Tally the lines below that hold the string "this", and give only the tally.

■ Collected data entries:
BEGIN

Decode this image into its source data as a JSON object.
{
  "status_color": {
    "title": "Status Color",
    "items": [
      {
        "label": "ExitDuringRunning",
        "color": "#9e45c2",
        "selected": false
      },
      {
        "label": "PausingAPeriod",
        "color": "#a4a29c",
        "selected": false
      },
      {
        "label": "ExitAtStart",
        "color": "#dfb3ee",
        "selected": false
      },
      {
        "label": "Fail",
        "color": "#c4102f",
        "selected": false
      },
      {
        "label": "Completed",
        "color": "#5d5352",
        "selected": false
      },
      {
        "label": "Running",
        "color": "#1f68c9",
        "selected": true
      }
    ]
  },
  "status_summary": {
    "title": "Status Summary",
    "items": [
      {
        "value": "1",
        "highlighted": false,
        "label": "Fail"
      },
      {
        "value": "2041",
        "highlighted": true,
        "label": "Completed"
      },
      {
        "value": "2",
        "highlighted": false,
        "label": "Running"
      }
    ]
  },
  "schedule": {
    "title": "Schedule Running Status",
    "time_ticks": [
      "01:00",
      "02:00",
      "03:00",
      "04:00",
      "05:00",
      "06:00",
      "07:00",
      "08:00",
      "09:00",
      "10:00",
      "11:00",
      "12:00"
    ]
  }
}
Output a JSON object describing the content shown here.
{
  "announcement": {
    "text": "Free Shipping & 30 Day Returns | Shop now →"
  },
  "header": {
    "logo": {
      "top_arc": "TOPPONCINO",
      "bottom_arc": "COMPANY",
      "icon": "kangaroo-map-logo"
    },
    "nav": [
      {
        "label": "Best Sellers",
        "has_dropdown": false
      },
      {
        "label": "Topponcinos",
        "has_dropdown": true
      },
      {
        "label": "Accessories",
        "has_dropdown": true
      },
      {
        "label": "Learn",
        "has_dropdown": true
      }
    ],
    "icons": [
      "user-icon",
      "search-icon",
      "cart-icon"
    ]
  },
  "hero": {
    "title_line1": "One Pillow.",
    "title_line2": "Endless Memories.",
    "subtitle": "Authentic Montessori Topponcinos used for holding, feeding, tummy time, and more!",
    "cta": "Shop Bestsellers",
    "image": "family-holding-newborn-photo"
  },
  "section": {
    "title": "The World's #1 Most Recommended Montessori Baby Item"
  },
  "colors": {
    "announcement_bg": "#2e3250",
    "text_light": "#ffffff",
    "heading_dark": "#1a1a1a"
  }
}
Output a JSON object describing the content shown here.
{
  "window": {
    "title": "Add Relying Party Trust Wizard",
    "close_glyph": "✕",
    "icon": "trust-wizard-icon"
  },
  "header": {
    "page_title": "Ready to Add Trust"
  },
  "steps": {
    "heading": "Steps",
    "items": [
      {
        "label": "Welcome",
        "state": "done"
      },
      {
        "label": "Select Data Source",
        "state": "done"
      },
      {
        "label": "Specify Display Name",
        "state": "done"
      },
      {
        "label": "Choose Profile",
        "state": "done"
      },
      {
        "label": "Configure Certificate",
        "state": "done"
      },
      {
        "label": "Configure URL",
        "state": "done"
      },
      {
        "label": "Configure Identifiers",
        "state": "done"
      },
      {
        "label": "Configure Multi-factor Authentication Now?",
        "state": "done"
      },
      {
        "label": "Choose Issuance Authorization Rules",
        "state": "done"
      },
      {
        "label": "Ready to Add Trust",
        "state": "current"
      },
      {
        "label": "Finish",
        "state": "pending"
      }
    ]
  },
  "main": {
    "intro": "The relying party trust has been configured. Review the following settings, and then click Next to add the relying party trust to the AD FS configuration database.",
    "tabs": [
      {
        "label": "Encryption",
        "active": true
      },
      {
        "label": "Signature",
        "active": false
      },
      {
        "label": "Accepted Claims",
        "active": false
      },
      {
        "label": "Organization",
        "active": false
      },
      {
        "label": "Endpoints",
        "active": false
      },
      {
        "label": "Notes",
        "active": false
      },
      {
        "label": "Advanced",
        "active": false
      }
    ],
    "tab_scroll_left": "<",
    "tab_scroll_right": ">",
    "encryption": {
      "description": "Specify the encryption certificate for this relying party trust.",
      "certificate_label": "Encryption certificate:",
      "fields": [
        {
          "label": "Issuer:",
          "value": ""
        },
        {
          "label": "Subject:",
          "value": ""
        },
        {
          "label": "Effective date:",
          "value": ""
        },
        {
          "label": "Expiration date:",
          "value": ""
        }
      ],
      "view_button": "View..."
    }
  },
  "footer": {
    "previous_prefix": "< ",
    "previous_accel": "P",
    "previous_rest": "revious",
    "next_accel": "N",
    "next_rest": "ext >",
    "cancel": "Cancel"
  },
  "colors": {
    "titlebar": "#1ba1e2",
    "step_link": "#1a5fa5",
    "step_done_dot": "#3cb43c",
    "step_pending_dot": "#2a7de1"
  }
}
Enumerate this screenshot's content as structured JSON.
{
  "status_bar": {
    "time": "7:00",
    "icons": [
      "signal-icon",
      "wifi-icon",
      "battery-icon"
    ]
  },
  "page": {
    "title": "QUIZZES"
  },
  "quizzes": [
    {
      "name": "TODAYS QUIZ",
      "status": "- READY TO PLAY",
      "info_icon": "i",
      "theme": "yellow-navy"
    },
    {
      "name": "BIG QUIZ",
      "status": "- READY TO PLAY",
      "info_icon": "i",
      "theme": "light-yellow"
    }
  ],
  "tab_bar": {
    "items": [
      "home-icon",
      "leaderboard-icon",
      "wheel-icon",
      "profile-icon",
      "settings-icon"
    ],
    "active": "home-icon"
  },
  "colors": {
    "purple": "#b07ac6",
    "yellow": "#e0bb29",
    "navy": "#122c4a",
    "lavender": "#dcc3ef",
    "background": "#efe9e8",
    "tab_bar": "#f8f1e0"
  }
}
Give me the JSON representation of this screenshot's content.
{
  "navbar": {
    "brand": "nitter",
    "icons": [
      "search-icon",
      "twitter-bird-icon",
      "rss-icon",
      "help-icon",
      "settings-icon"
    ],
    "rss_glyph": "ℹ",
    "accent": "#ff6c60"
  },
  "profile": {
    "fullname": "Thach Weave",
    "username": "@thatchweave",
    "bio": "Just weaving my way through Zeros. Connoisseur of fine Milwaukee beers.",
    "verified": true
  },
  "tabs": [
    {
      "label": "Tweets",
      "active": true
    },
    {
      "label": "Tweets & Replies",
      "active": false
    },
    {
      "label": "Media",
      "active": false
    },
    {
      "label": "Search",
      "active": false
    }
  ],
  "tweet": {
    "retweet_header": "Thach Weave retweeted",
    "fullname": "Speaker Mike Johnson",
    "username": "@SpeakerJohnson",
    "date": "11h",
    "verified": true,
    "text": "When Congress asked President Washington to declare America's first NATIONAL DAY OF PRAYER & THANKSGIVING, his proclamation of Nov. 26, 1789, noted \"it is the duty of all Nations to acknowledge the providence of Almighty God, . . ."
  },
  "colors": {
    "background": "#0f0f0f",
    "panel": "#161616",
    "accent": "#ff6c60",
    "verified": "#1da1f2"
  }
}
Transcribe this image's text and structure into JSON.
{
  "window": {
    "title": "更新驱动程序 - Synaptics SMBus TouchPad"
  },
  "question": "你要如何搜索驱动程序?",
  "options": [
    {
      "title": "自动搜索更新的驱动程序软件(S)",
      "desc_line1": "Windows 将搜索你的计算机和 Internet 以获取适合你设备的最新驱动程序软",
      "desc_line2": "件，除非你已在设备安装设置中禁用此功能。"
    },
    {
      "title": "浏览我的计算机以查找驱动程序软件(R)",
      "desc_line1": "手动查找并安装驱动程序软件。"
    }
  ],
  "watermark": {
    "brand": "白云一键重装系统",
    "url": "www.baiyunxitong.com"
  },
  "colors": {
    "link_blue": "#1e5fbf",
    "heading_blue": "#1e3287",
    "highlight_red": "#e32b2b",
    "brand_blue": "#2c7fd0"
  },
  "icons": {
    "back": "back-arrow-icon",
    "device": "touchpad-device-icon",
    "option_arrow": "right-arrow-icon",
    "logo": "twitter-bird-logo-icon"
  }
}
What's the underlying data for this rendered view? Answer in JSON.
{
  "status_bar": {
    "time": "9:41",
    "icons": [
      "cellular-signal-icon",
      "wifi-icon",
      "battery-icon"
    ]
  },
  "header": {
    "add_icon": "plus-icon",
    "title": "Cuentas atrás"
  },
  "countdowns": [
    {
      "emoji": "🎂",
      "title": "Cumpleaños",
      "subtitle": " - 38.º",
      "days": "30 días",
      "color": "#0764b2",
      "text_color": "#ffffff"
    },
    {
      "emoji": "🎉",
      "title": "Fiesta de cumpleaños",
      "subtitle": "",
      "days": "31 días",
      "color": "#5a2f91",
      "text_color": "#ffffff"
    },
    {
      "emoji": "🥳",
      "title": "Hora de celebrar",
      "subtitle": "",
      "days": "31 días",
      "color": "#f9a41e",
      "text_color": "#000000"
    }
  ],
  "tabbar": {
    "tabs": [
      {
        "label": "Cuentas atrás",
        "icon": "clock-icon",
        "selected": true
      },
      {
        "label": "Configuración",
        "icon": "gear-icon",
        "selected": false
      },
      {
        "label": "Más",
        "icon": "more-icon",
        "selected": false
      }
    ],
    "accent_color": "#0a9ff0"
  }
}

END

■ ANSWER SPACE: 6